Work out how many lines of the data contain "this" and reply with that number alone.

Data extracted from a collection
..............................
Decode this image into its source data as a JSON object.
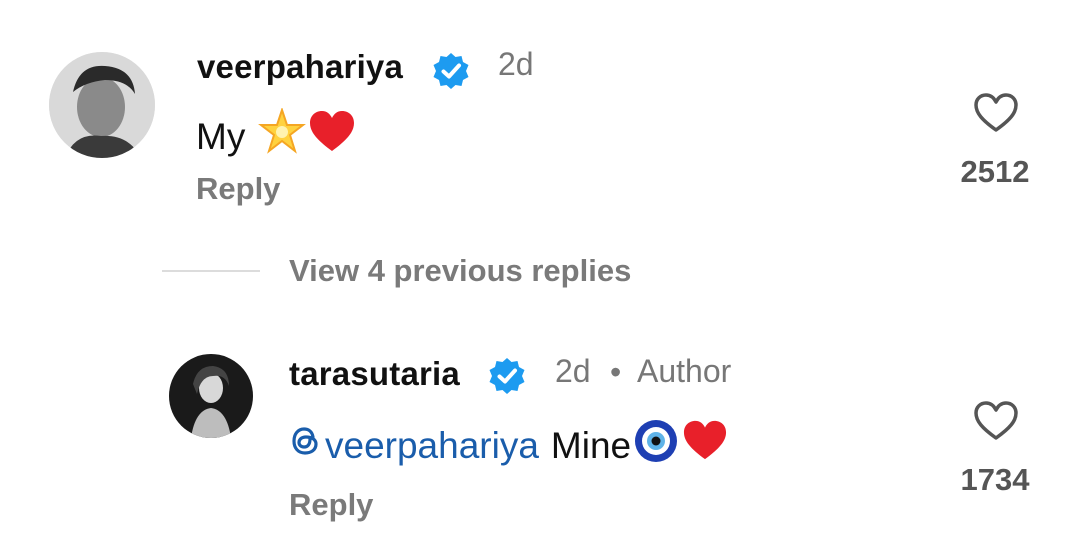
{
  "comment": {
    "username": "veerpahariya",
    "time": "2d",
    "text_prefix": "My",
    "emoji_icons": [
      "glowing-star-icon",
      "red-heart-icon"
    ],
    "reply_label": "Reply",
    "like_count": "2512",
    "verified": true
  },
  "view_replies_label": "View 4 previous replies",
  "reply_comment": {
    "username": "tarasutaria",
    "time": "2d",
    "separator": "•",
    "author_label": "Author",
    "mention": "veerpahariya",
    "text": "Mine",
    "emoji_icons": [
      "nazar-amulet-icon",
      "red-heart-icon"
    ],
    "reply_label": "Reply",
    "like_count": "1734",
    "verified": true
  },
  "colors": {
    "verified_badge": "#1d9bf0",
    "mention": "#1a5dab",
    "muted_text": "#7a7a7a"
  }
}
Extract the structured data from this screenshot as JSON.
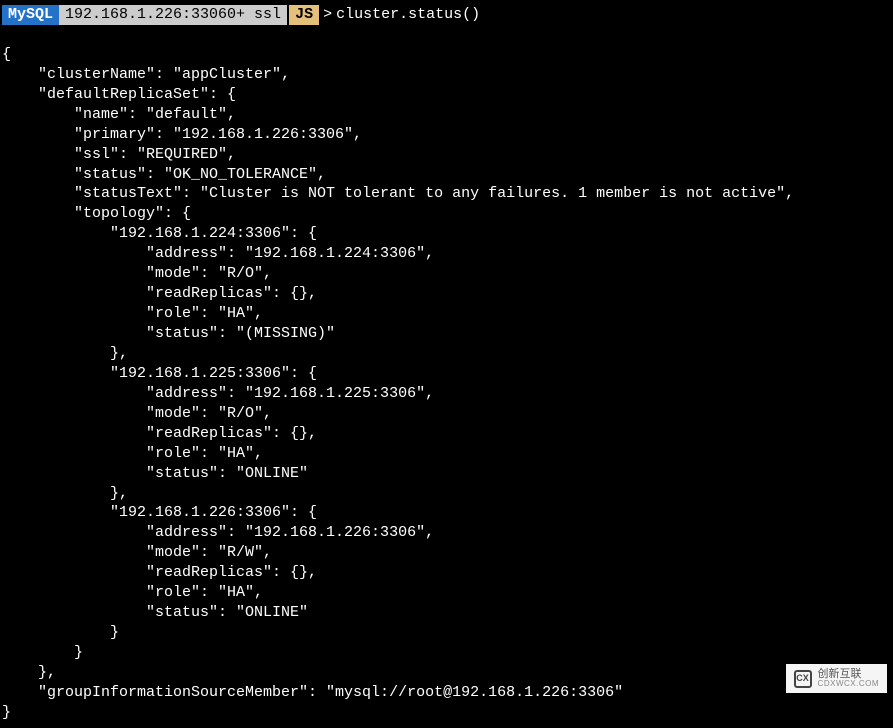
{
  "prompt": {
    "badge_mysql": "MySQL",
    "host": "192.168.1.226:33060+ ssl",
    "badge_js": "JS",
    "arrow": ">",
    "command": "cluster.status()"
  },
  "output": {
    "open_brace": "{",
    "cluster_name_key": "    \"clusterName\": ",
    "cluster_name_val": "\"appCluster\"",
    "default_replica_key": "    \"defaultReplicaSet\": {",
    "name_line": "        \"name\": \"default\",",
    "primary_line": "        \"primary\": \"192.168.1.226:3306\",",
    "ssl_line": "        \"ssl\": \"REQUIRED\",",
    "status_line": "        \"status\": \"OK_NO_TOLERANCE\",",
    "status_text_line": "        \"statusText\": \"Cluster is NOT tolerant to any failures. 1 member is not active\",",
    "topology_open": "        \"topology\": {",
    "node1_key": "            \"192.168.1.224:3306\": {",
    "node1_address": "                \"address\": \"192.168.1.224:3306\",",
    "node1_mode": "                \"mode\": \"R/O\",",
    "node1_replicas": "                \"readReplicas\": {},",
    "node1_role": "                \"role\": \"HA\",",
    "node1_status": "                \"status\": \"(MISSING)\"",
    "node1_close": "            },",
    "node2_key": "            \"192.168.1.225:3306\": {",
    "node2_address": "                \"address\": \"192.168.1.225:3306\",",
    "node2_mode": "                \"mode\": \"R/O\",",
    "node2_replicas": "                \"readReplicas\": {},",
    "node2_role": "                \"role\": \"HA\",",
    "node2_status": "                \"status\": \"ONLINE\"",
    "node2_close": "            },",
    "node3_key": "            \"192.168.1.226:3306\": {",
    "node3_address": "                \"address\": \"192.168.1.226:3306\",",
    "node3_mode": "                \"mode\": \"R/W\",",
    "node3_replicas": "                \"readReplicas\": {},",
    "node3_role": "                \"role\": \"HA\",",
    "node3_status": "                \"status\": \"ONLINE\"",
    "node3_close": "            }",
    "topology_close": "        }",
    "default_replica_close": "    },",
    "group_info_line": "    \"groupInformationSourceMember\": \"mysql://root@192.168.1.226:3306\"",
    "close_brace": "}"
  },
  "watermark": {
    "logo_text": "CX",
    "main": "创新互联",
    "sub": "CDXWCX.COM"
  }
}
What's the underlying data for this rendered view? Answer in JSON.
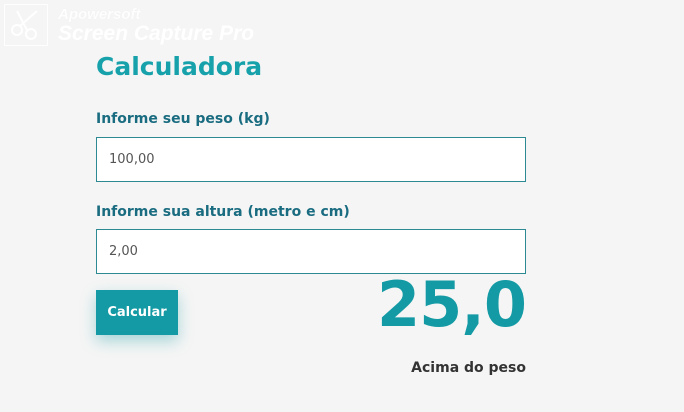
{
  "watermark": {
    "line1": "Apowersoft",
    "line2": "Screen Capture Pro"
  },
  "calculator": {
    "title": "Calculadora",
    "weight_label": "Informe seu peso (kg)",
    "weight_value": "100,00",
    "height_label": "Informe sua altura (metro e cm)",
    "height_value": "2,00",
    "calculate_label": "Calcular",
    "result_value": "25,0",
    "result_status": "Acima do peso"
  },
  "colors": {
    "accent": "#139aa4",
    "label": "#1a6c80",
    "background": "#f5f5f5"
  }
}
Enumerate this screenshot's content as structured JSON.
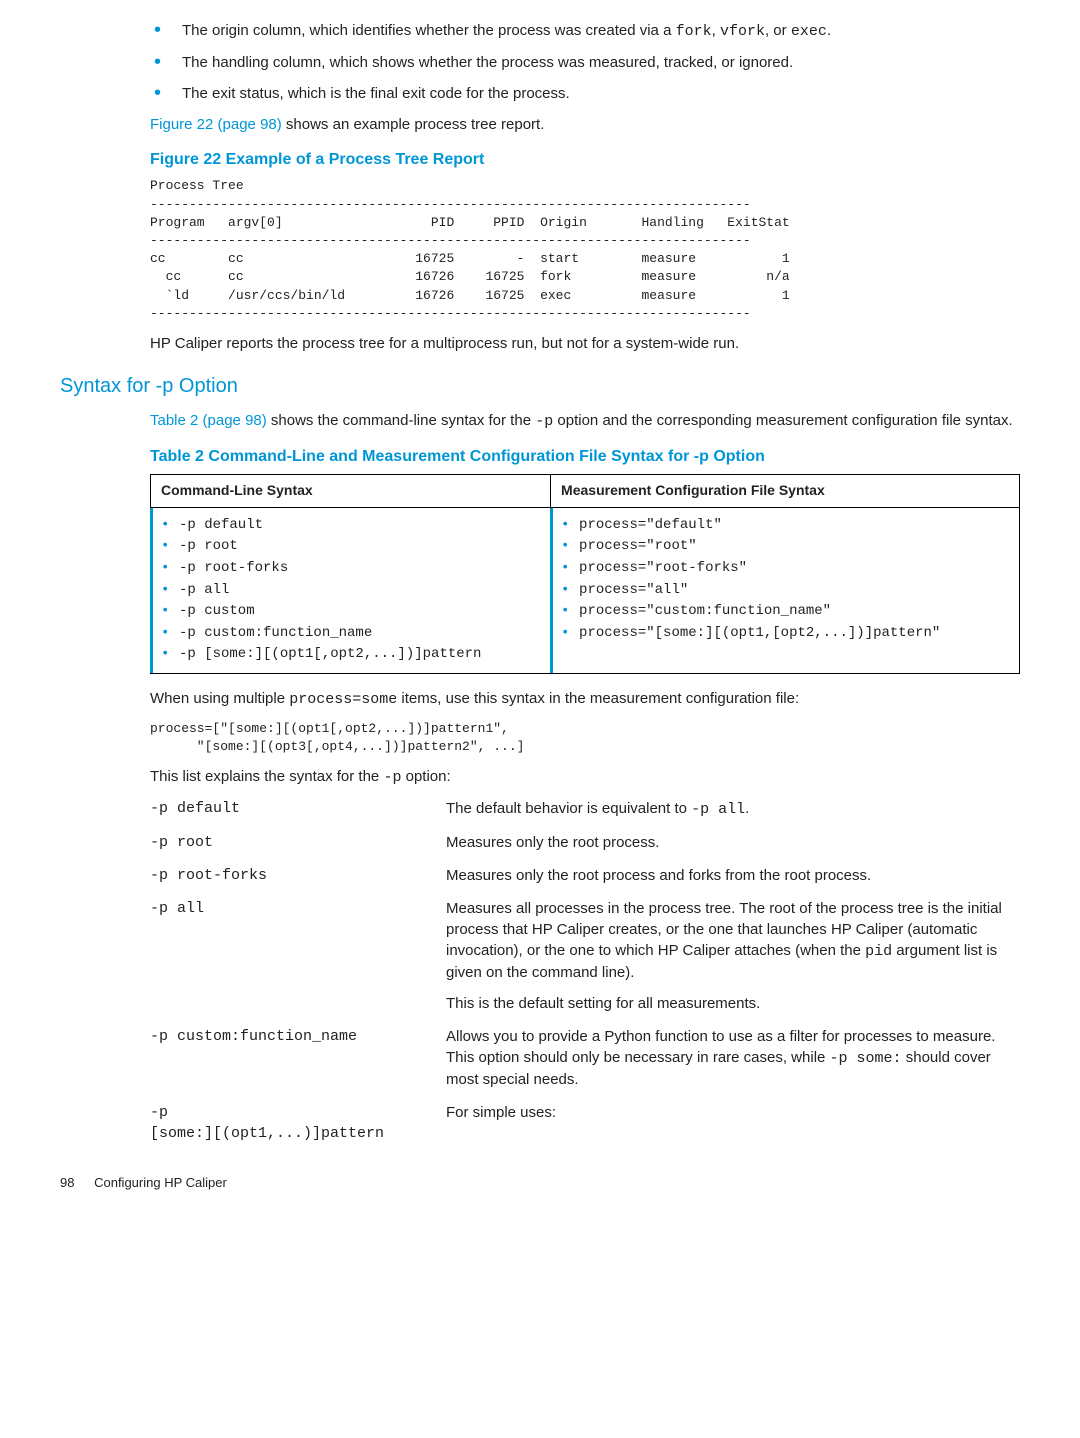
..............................
- _EXERCISE RESULT_: 4